TASK INSTRUCTIONS
Could you reproduce every entry as it stands, leaving the pictures behind?
-- -- --
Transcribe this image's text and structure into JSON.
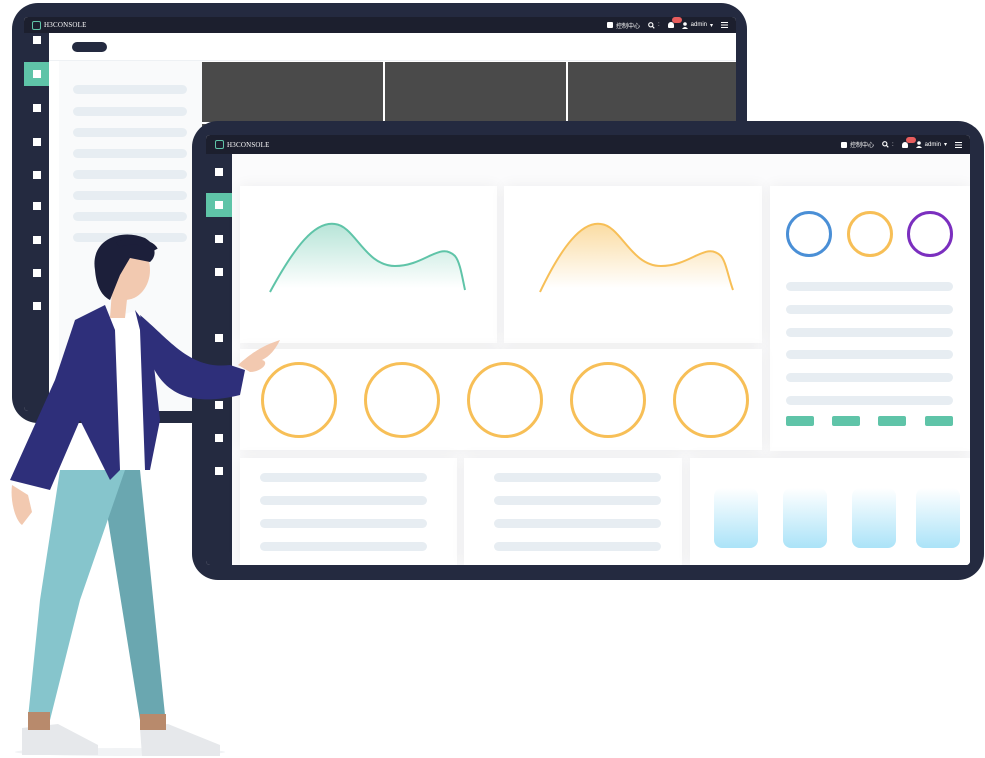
{
  "app": {
    "brand": "H3CONSOLE"
  },
  "topbar": {
    "control_center_label": "控制中心",
    "notification_count": "",
    "user_label": "admin",
    "user_caret": "▾",
    "search_colon": ":"
  },
  "colors": {
    "device_frame": "#242a40",
    "accent_green": "#5fc4a8",
    "accent_orange": "#f7bf57",
    "ring_blue": "#4a8fd6",
    "ring_purple": "#7b2fbf",
    "placeholder_bar": "#e7edf2",
    "badge_red": "#e85d5d"
  },
  "icons": {
    "logo": "h3c-logo-icon",
    "control_center": "square-icon",
    "search": "search-icon",
    "notifications": "bell-icon",
    "user": "user-icon",
    "menu": "hamburger-menu-icon"
  },
  "back_device": {
    "sidebar_item_count": 9,
    "active_index": 1
  },
  "front_device": {
    "sidebar_item_count": 9,
    "active_index": 1
  },
  "illustration": {
    "subject": "person-pointing-at-dashboard"
  }
}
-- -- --
OUTPUT BELOW
Transcribe this image's text and structure into JSON.
{
  "app": {
    "brand": "H3CONSOLE"
  },
  "topbar": {
    "control_center_label": "控制中心",
    "notification_count": "",
    "user_label": "admin",
    "user_caret": "▾",
    "search_colon": ":"
  },
  "colors": {
    "device_frame": "#242a40",
    "accent_green": "#5fc4a8",
    "accent_orange": "#f7bf57",
    "ring_blue": "#4a8fd6",
    "ring_purple": "#7b2fbf",
    "placeholder_bar": "#e7edf2",
    "badge_red": "#e85d5d"
  },
  "icons": {
    "logo": "h3c-logo-icon",
    "control_center": "square-icon",
    "search": "search-icon",
    "notifications": "bell-icon",
    "user": "user-icon",
    "menu": "hamburger-menu-icon"
  },
  "back_device": {
    "sidebar_item_count": 9,
    "active_index": 1
  },
  "front_device": {
    "sidebar_item_count": 9,
    "active_index": 1
  },
  "illustration": {
    "subject": "person-pointing-at-dashboard"
  }
}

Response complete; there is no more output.